In my investigation of Pizza in the Mid-City neighborhood, I found that despite a healthy smattering of local neighborhood pizza places, it also is categorized by a generous offering of national Pizza restaurants as well, which are interestingly all located in very close proximity to one another. According to national market research, national chains take only 35% of the pizza market share in the United States with the majority of business going to smaller local pizzerias, which also abound in Mid-City.
Pizza Hut, Papa John’s Pizza, and Domino’s Pizza are conveniently all clustered around the intersection of N. Carrollton and Bienville Ave and have all joined Mid-City’s Restaurant Row rather recently. Domino’s was the first to open its doors in 2007, followed by Papa John’s in 2012 and most recently Pizza Hut in 2013 with the opening of the new Mid-City Mall. Domino’s, Pizza Hut, and Papa John’s have very similar business models, which keeps them in close competition for their share of the Mid-City pizza market.

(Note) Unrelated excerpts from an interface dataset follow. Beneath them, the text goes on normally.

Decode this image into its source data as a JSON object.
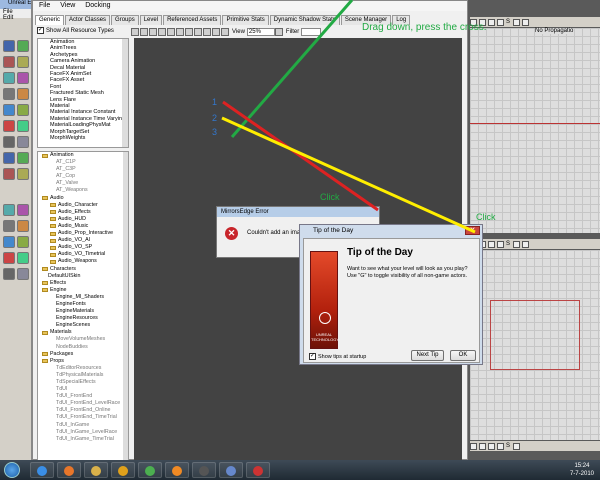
{
  "left_app": {
    "title": "Unreal E",
    "menu": [
      "File",
      "Edit"
    ]
  },
  "browser": {
    "menu": [
      "File",
      "View",
      "Docking"
    ],
    "tabs": [
      "Generic",
      "Actor Classes",
      "Groups",
      "Level",
      "Referenced Assets",
      "Primitive Stats",
      "Dynamic Shadow Stats",
      "Scene Manager",
      "Log"
    ],
    "show_all_label": "Show All Resource Types",
    "view_label": "View",
    "view_value": "25%",
    "filter_label": "Filter",
    "resource_types": [
      "Animation",
      "AnimTrees",
      "Archetypes",
      "Camera Animation",
      "Decal Material",
      "FaceFX AnimSet",
      "FaceFX Asset",
      "Font",
      "Fractured Static Mesh",
      "Lens Flare",
      "Material",
      "Material Instance Constant",
      "Material Instance Time Varying",
      "MaterialLoadingPhysMat",
      "MorphTargetSet",
      "MorphWeights"
    ],
    "packages": [
      {
        "label": "Animation",
        "depth": 0,
        "folder": true
      },
      {
        "label": "AT_C1P",
        "depth": 1,
        "folder": false,
        "dim": true
      },
      {
        "label": "AT_C3P",
        "depth": 1,
        "folder": false,
        "dim": true
      },
      {
        "label": "AT_Cop",
        "depth": 1,
        "folder": false,
        "dim": true
      },
      {
        "label": "AT_Valve",
        "depth": 1,
        "folder": false,
        "dim": true
      },
      {
        "label": "AT_Weapons",
        "depth": 1,
        "folder": false,
        "dim": true
      },
      {
        "label": "Audio",
        "depth": 0,
        "folder": true
      },
      {
        "label": "Audio_Character",
        "depth": 1,
        "folder": true
      },
      {
        "label": "Audio_Effects",
        "depth": 1,
        "folder": true
      },
      {
        "label": "Audio_HUD",
        "depth": 1,
        "folder": true
      },
      {
        "label": "Audio_Music",
        "depth": 1,
        "folder": true
      },
      {
        "label": "Audio_Prop_Interactive",
        "depth": 1,
        "folder": true
      },
      {
        "label": "Audio_VO_AI",
        "depth": 1,
        "folder": true
      },
      {
        "label": "Audio_VO_SP",
        "depth": 1,
        "folder": true
      },
      {
        "label": "Audio_VO_Timetrial",
        "depth": 1,
        "folder": true
      },
      {
        "label": "Audio_Weapons",
        "depth": 1,
        "folder": true
      },
      {
        "label": "Characters",
        "depth": 0,
        "folder": true
      },
      {
        "label": "DefaultUISkin",
        "depth": 0,
        "folder": false
      },
      {
        "label": "Effects",
        "depth": 0,
        "folder": true
      },
      {
        "label": "Engine",
        "depth": 0,
        "folder": true
      },
      {
        "label": "Engine_MI_Shaders",
        "depth": 1,
        "folder": false
      },
      {
        "label": "EngineFonts",
        "depth": 1,
        "folder": false
      },
      {
        "label": "EngineMaterials",
        "depth": 1,
        "folder": false
      },
      {
        "label": "EngineResources",
        "depth": 1,
        "folder": false
      },
      {
        "label": "EngineScenes",
        "depth": 1,
        "folder": false
      },
      {
        "label": "Materials",
        "depth": 0,
        "folder": true
      },
      {
        "label": "MoveVolumeMeshes",
        "depth": 1,
        "folder": false,
        "dim": true
      },
      {
        "label": "NodeBuddies",
        "depth": 1,
        "folder": false,
        "dim": true
      },
      {
        "label": "Packages",
        "depth": 0,
        "folder": true
      },
      {
        "label": "Props",
        "depth": 0,
        "folder": true
      },
      {
        "label": "TdEditorResources",
        "depth": 1,
        "folder": false,
        "dim": true
      },
      {
        "label": "TdPhysicalMaterials",
        "depth": 1,
        "folder": false,
        "dim": true
      },
      {
        "label": "TdSpecialEffects",
        "depth": 1,
        "folder": false,
        "dim": true
      },
      {
        "label": "TdUI",
        "depth": 1,
        "folder": false,
        "dim": true
      },
      {
        "label": "TdUI_FrontEnd",
        "depth": 1,
        "folder": false,
        "dim": true
      },
      {
        "label": "TdUI_FrontEnd_LevelRace",
        "depth": 1,
        "folder": false,
        "dim": true
      },
      {
        "label": "TdUI_FrontEnd_Online",
        "depth": 1,
        "folder": false,
        "dim": true
      },
      {
        "label": "TdUI_FrontEnd_TimeTrial",
        "depth": 1,
        "folder": false,
        "dim": true
      },
      {
        "label": "TdUI_InGame",
        "depth": 1,
        "folder": false,
        "dim": true
      },
      {
        "label": "TdUI_InGame_LevelRace",
        "depth": 1,
        "folder": false,
        "dim": true
      },
      {
        "label": "TdUI_InGame_TimeTrial",
        "depth": 1,
        "folder": false,
        "dim": true
      }
    ]
  },
  "viewport_toolbar": {
    "no_propagation": "No Propagatio",
    "lock_label": "S"
  },
  "error_dialog": {
    "title": "MirrorsEdge Error",
    "message": "Couldn't add an image to",
    "icon": "error-x"
  },
  "tip_dialog": {
    "title": "Tip of the Day",
    "heading": "Tip of the Day",
    "text": "Want to see what your level will look as you play? Use \"G\" to toggle visibility of all non-game actors.",
    "show_tips_label": "Show tips at startup",
    "next_tip_label": "Next Tip",
    "ok_label": "OK",
    "logo_text": "UNREAL TECHNOLOGY"
  },
  "annotations": {
    "drag_text": "Drag down, press the cross.",
    "click_1": "Click",
    "click_2": "Click",
    "num_1": "1",
    "num_2": "2",
    "num_3": "3"
  },
  "colors": {
    "green": "#22aa44",
    "red": "#dd2222",
    "yellow": "#ffee00",
    "blue": "#3377cc"
  },
  "taskbar": {
    "time": "15:24",
    "date": "7-7-2010",
    "icons": [
      "ie-icon",
      "firefox-icon",
      "explorer-icon",
      "media-player-icon",
      "chrome-icon",
      "vlc-icon",
      "unreal-icon",
      "document-icon",
      "paint-icon"
    ]
  }
}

Domino’s Pizza is the leader amongst pizza chains with regards to online and mobile ordering and delivery. This is reflected in the built environment of the Domino’s located in Mid-City. With several reserved parking spots and very few tables inside the actual restaurant, it is clear that Domino’s is catering to the Mid-City take-out crowd. Its location right on N. Carrollton Ave, puts it perfect position for commuters looking for food on their way home.
Because of its diverse menu options (pizzas, sandwiches, pastas, chicken, and flavored breads), Domino’s as a corporation, has seen consistent growth over the last decade, despite its inability to respond to consumer demand for more healthy choices. Domino’s main focus for growth according to a 2013 SWOT analysis is expanding into emerging markets in India and China. This is a sentiment shared by most fast-food restaurants not already engaged in those markets.

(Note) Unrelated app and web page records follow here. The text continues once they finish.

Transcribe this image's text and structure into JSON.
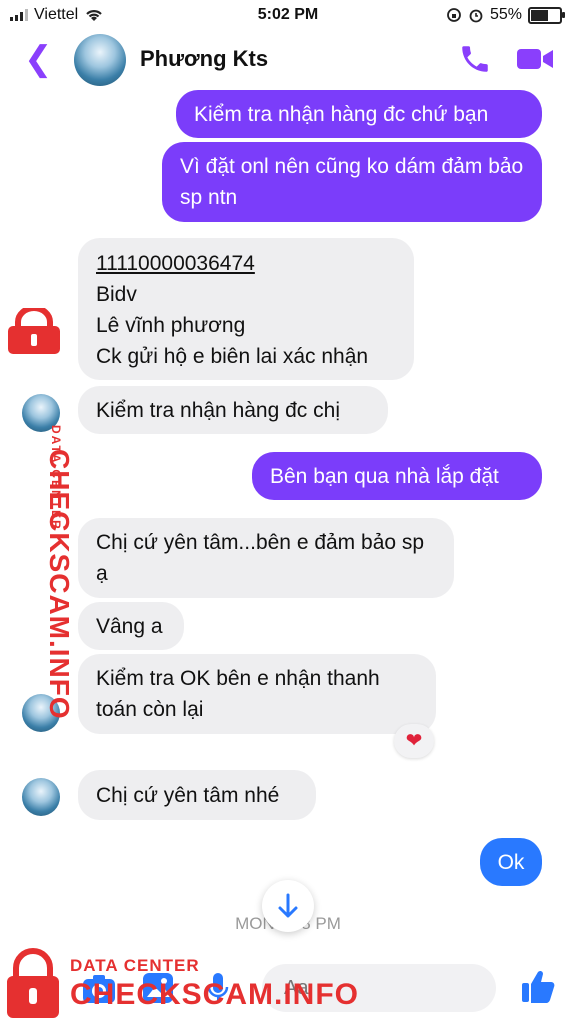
{
  "status": {
    "carrier": "Viettel",
    "time": "5:02 PM",
    "battery": "55%",
    "battery_level": 0.55
  },
  "header": {
    "contact_name": "Phương Kts"
  },
  "messages": [
    {
      "from": "me",
      "text": "Kiểm tra nhận hàng đc chứ bạn"
    },
    {
      "from": "me",
      "text": "Vì đặt onl nên cũng ko dám đảm bảo sp ntn"
    },
    {
      "from": "them",
      "account": "11110000036474",
      "lines": [
        "Bidv",
        "Lê vĩnh phương",
        "Ck gửi hộ e biên lai xác nhận"
      ]
    },
    {
      "from": "them",
      "text": "Kiểm tra nhận hàng đc chị"
    },
    {
      "from": "me",
      "text": "Bên bạn qua nhà lắp đặt"
    },
    {
      "from": "them",
      "text": "Chị cứ yên tâm...bên e đảm bảo sp ạ"
    },
    {
      "from": "them",
      "text": "Vâng a"
    },
    {
      "from": "them",
      "text": "Kiểm tra OK bên e nhận thanh toán còn lại",
      "reaction": "❤"
    },
    {
      "from": "them",
      "text": "Chị cứ yên tâm nhé"
    },
    {
      "from": "me",
      "text": "Ok"
    }
  ],
  "timestamp": "MON … 8 PM",
  "composer": {
    "placeholder": "Aa"
  },
  "watermark": {
    "line1": "DATA CENTER",
    "line2": "CHECKSCAM.INFO"
  },
  "colors": {
    "accent": "#7b3dfa",
    "incoming_bg": "#eeeef0",
    "watermark": "#e53030"
  }
}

Domino’s employees and management at the Mid-City location continuously declined interviews and thus a deeper look into this particular location was impossible.
Papa John’s moved to its Mid-City location in 2012 following the shuffling of several business that shared space within the strip mall. Prior to Katrina, the space currently occupied by Papa John’s was first Sounds Warehouse Music and Movies, which was bought out by Blockbuster just months before the neighborhood’s devastation.
Similar to the Domino’s located just across the street, Papa John’s Pizza has easy access to reserved parking. It too has limited dining facilities inside the building and thus also caters to the take-out eaters of the neighborhood and surrounding area. Unlike Domino’s, however, Papa John’s offers only the most basic pizza options and are known mostly for their garlic butter dipping sauce which accompanies every pie. With 4,200 locations, Papa John’s is the smallest of the national pizza chain restaurants present in Mid-City. Similar to Domino’s, however, Papa John’s employees and management were also unenthusiastic about answering questions and sharing their thoughts on the role and relevance of their restaurant in the Mid-City food cluster.
Pizza Hut is the largest global chain represented in the Mid-City neighborhood of New Orleans. The fast-food pizza chain boasts more than 20,000 franchises all around the world and although in their 2013 SWOT analysis, they recognized consumer satisfaction with their pizza is in decline, they chain continues to seek out new ways to stay competitive. Part of this strategy includes WingStreet, a major marketing strategy of the Mid-City location, especially during Saints Football Season! WingStreet is a menu of chicken wings available at most Pizza Hut locations.
A similar challenge faced by competitors Papa John’s and Domino’s Pizza Hut has struggled to adjust to the increase in public awareness around the adverse effects of eating high fat/high calorie diets, like pizza. As a business model Pizza Hut can not compete with the fresher and sometimes more local ingredients that other neighborhood pizza chains such as Theo’s and Crescent Pie & Sausage Company offer their customers.
The reality that these three chains have come to Mid-City in the post-Katrina context is not surprising. This kind of business development is a trend that can be seen all around the city, from the stirrings of a Chipotle opening on Magazine Street to the commodification of New Orleans culture seen throughout the French Quarter. Due to the physical and economic devastation that hurricane Katrina brought upon the City of New Orleans, locally-based business faced competition from national corporations that were left unscathed.
These businesses represent one extreme of the creolization-to-Americanization food culture spectrum. The food is predictable, available quickly, affordable, and familiar to people all across the world. These pizza chains represent a tension that can be seen throughout the city of New Orleans because of their proximal competition with local chains. Pizza Hut, Papa John’s, and Domino’s represent the highly-Americanized end of the spectrum and as a result appeal to a limited audience.
posted by Arianna King